YOUR ASSIGNMENT:
Output each record below exactly as it stands, leaving out the pictures.

GIVEN RECORDS:
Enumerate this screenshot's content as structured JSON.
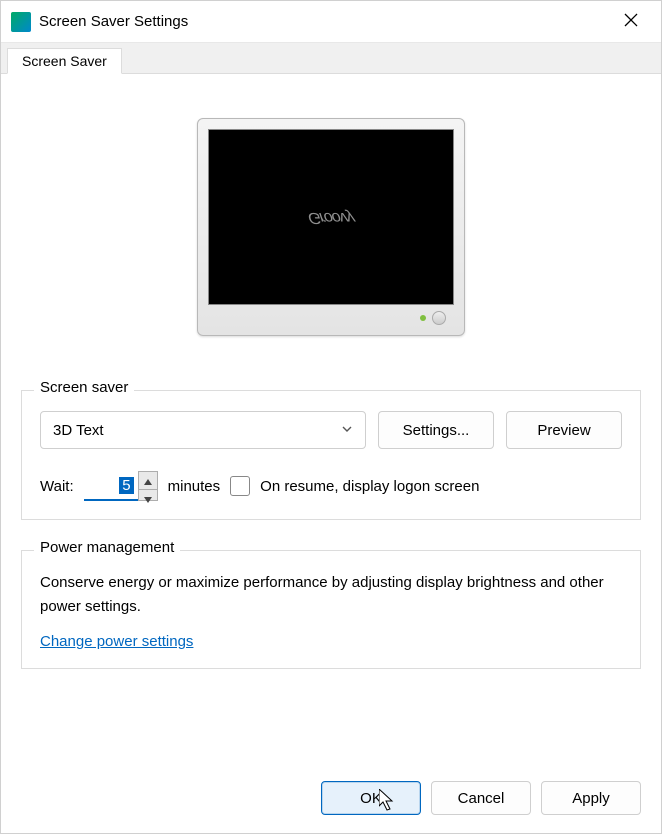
{
  "window": {
    "title": "Screen Saver Settings"
  },
  "tabs": {
    "active": "Screen Saver"
  },
  "preview": {
    "text": "Groovy"
  },
  "screensaver": {
    "legend": "Screen saver",
    "selected": "3D Text",
    "settings_btn": "Settings...",
    "preview_btn": "Preview",
    "wait_label": "Wait:",
    "wait_value": "5",
    "wait_unit": "minutes",
    "resume_label": "On resume, display logon screen",
    "resume_checked": false
  },
  "power": {
    "legend": "Power management",
    "description": "Conserve energy or maximize performance by adjusting display brightness and other power settings.",
    "link": "Change power settings"
  },
  "buttons": {
    "ok": "OK",
    "cancel": "Cancel",
    "apply": "Apply"
  }
}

ANSWER SECTION:
Enumerate this screenshot's content as structured JSON.
{
  "window": {
    "title": "Screen Saver Settings"
  },
  "tabs": {
    "active": "Screen Saver"
  },
  "preview": {
    "text": "Groovy"
  },
  "screensaver": {
    "legend": "Screen saver",
    "selected": "3D Text",
    "settings_btn": "Settings...",
    "preview_btn": "Preview",
    "wait_label": "Wait:",
    "wait_value": "5",
    "wait_unit": "minutes",
    "resume_label": "On resume, display logon screen",
    "resume_checked": false
  },
  "power": {
    "legend": "Power management",
    "description": "Conserve energy or maximize performance by adjusting display brightness and other power settings.",
    "link": "Change power settings"
  },
  "buttons": {
    "ok": "OK",
    "cancel": "Cancel",
    "apply": "Apply"
  }
}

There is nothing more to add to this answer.